Thank you for your interest and for taking the time to stumble across my blog.

I’ve decided to launch this blog for a few reasons:

  • The path that an aspiring home-based intraday trader must walk toward success can be a very tough and lonely path, indeed.  In my experience, chat rooms just don’t cut it once you realize what you really have to do to become part of the successful very small minority.  I’m hoping to find other like-minded traders whom I can help and who can help me.
  • I hope to use this blog as a place to help keep me focused on the things that I need to be doing right now to achieve what I really want and need, and differentiating those things with all of the other thoughts and things that come and go through my mind everyday, trying to trick me into thinking that I want other things.
  • I hope to have the courage to share my many challenges and setbacks along the way — most notably when I fail to keep to my own rules, which I do truly believe is the only possible thing that can stop me from achieving the success I seek.  No promises on this one.  I do promise never to lie to you, but I’m only human too, and I don’t promise to share every one of my deepest, darkest failures… especially if I’m at a point where they’re overwhelming my successes.
  • I look forward to sharing lots of thoughts about how the market is just an allegory for life and the human experience, as well as my excitement about how what we should all be trying to do as traders is to use the opportunity to design the life we really want to live.

As an aspiring trader for many years, I believe the beginning of the process that will finally push me over the hump to consistent profitability and success was the idea of identifying “my why,” and using that to drive my behavior and remind me throughout the day what I do and don’t want out of life.  Having taken the significant step and risk in quitting my job and attempting to support myself and family solely by intraday trading the futures markets — before achieving any consistent or demonstratable success — I had damn well better be striving to create a better life than my old, safer(?) one, and not just a different set of roadblocks and illusions that perform the same function of keeping me from experiencing more of what life has to offer.
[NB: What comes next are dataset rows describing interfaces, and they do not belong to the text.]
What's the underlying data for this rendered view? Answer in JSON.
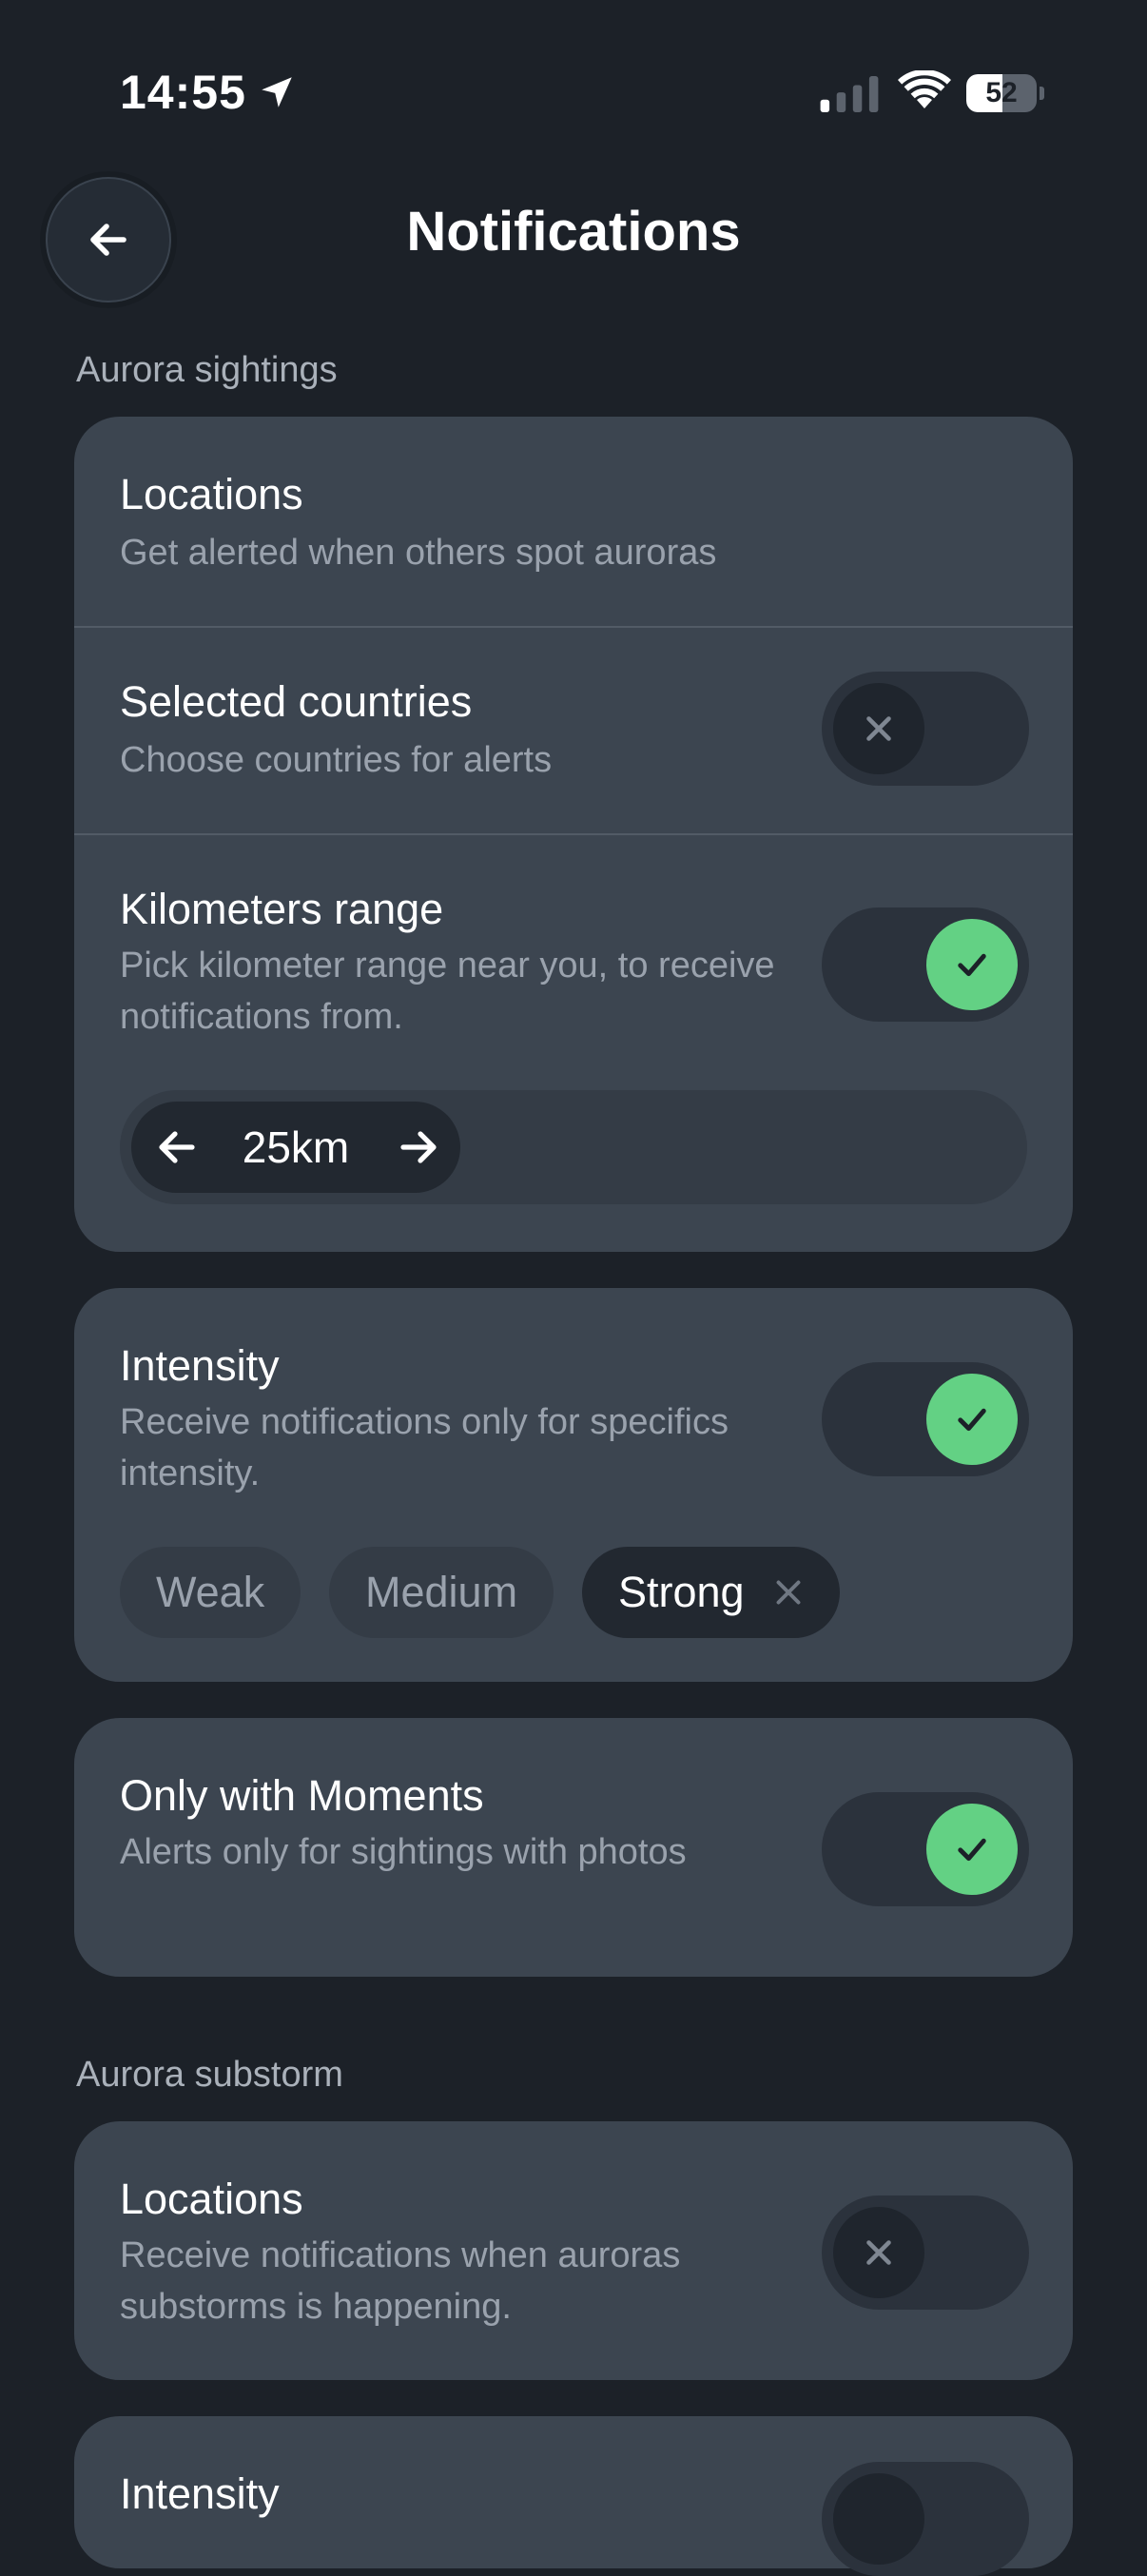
{
  "status_bar": {
    "time": "14:55",
    "battery_level": "52",
    "battery_fraction": 0.52
  },
  "header": {
    "title": "Notifications",
    "back_icon": "arrow-left-icon"
  },
  "sections": {
    "sightings": {
      "label": "Aurora sightings",
      "locations": {
        "title": "Locations",
        "subtitle": "Get alerted when others spot auroras"
      },
      "selected_countries": {
        "title": "Selected countries",
        "subtitle": "Choose countries for alerts",
        "enabled": false
      },
      "km_range": {
        "title": "Kilometers range",
        "subtitle": "Pick kilometer range near you, to receive notifications from.",
        "enabled": true,
        "value": "25km"
      },
      "intensity": {
        "title": "Intensity",
        "subtitle": "Receive notifications only for specifics intensity.",
        "enabled": true,
        "chips": [
          "Weak",
          "Medium",
          "Strong"
        ],
        "selected": "Strong"
      },
      "moments": {
        "title": "Only with Moments",
        "subtitle": "Alerts only for sightings with photos",
        "enabled": true
      }
    },
    "substorm": {
      "label": "Aurora substorm",
      "locations": {
        "title": "Locations",
        "subtitle": "Receive notifications when auroras substorms is happening.",
        "enabled": false
      },
      "intensity": {
        "title": "Intensity"
      }
    }
  },
  "colors": {
    "background": "#1c2128",
    "card": "#3c4550",
    "toggle_on": "#63d184",
    "toggle_off_knob": "#1f252d",
    "muted_text": "#9aa2ad"
  }
}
Corbett Barr wrote a nice article that succinctly summarizes what Lifestyle Design is all about, for anyone new to the idea.  Let’s face it:  if this isn’t why we’re doing this, then what the heck are we doing it for?  There are about a billion easier ways to make a living in this world.

Very excited to get the blog rolling in time.   Thanks for stopping by, and feel free to catch me on Twitter at @TraderBiegs.

Written by TraderBiegs

May 2, 2011 at 5:56 pm

Posted in Uncategorized